For a thin symmetric airfoil, the lift slope is given by:

$\frac{\partial C_L}{\partial \alpha}=2 \pi$

The flap effectiveness can be approximated using the following equation:

$\frac{\partial \alpha}{\partial \delta}=\frac{2}{\pi}\left(\frac{c \text { flap }}{c}\right)$

where $c_{\text{flap}}$ is the chord length of the flap and $c$ is the chord length of the airfoil.

Since the flap hinge line is at $80 %$ of the chord, we can assume that the flap chord length is $20 %$ of the airfoil chord length. Therefore, we have:

$\frac{\partial \alpha}{\partial \delta}=\frac{2}{\pi}\left(\frac{0.2 c}{c}\right)=\frac{0.4}{\pi}$

Substituting these values into the first equation, we obtain:

$\Delta C_{L_{\mathrm{flap}}}=\frac{\partial C_L}{\partial \alpha} \cdot \frac{\partial \alpha}{\partial \delta} \cdot \delta=2 \pi \cdot \frac{0.4}{\pi} \cdot \delta=0.8 \cdot \delta$

Therefore, the additional lift coefficient due to flap deflection is proportional to the flap deflection angle.

(b) If the flap is deflected by $10^{\circ}$, what is the magnitude of the additional lift coefficient?

(b) If the flap is deflected by $10^{\circ}$, the magnitude of the additional lift coefficient is:

$\Delta C_{L_{\mathrm{flap}}}=0.8 \cdot 10^{\circ}=0.139$

(c) If the flap is not deflected, what change in angle of attack $\alpha$ is required to achieve the same lift as that in (b)?

(c) If the flap is not deflected, the lift coefficient is given by:

$C_L=2 \pi \alpha$

To achieve the same lift coefficient as in part (b), we need to find the angle of attack $\alpha$ that satisfies:

$C_L=2 \pi \alpha+\Delta C_{L_{\text {flap }}}=2 \pi \alpha+0.139$

Equating this expression to the lift coefficient without flap deflection, we have:

$2 \pi \alpha+0.139=2 \pi \alpha_0$

where $\alpha_0$ is the angle of attack without flap deflection. Solving for $\alpha$, we obtain:

$\alpha=\alpha_0+\frac{0.139}{2 \pi}$

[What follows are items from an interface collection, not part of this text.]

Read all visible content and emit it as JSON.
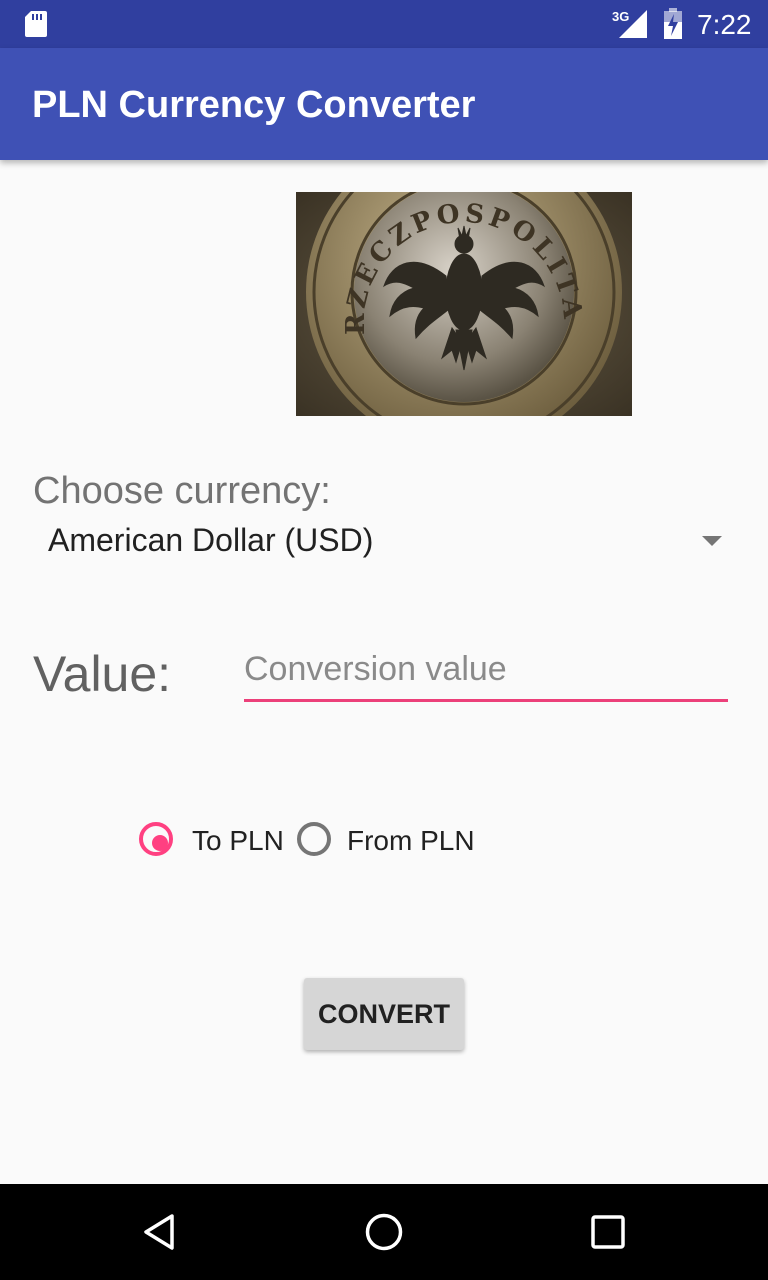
{
  "status_bar": {
    "network": "3G",
    "time": "7:22",
    "icons": [
      "sd-card-icon",
      "signal-icon",
      "battery-charging-icon"
    ]
  },
  "app_bar": {
    "title": "PLN Currency Converter",
    "color": "#3f51b5"
  },
  "coin_image": {
    "inscription": "RZECZPOSPOLITA POLSKA"
  },
  "currency": {
    "label": "Choose currency:",
    "selected": "American Dollar (USD)"
  },
  "value": {
    "label": "Value:",
    "input_value": "",
    "placeholder": "Conversion value"
  },
  "direction": {
    "to_label": "To PLN",
    "from_label": "From PLN",
    "selected": "To PLN",
    "accent_color": "#ff4081"
  },
  "convert_button": {
    "label": "CONVERT"
  },
  "nav_bar": {
    "icons": [
      "back-icon",
      "home-icon",
      "recents-icon"
    ]
  }
}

Therefore, the change in angle of attack required to achieve the same lift as in part (b) is proportional to the additional lift coefficient due to flap deflection, and is independent of the flap deflection angle.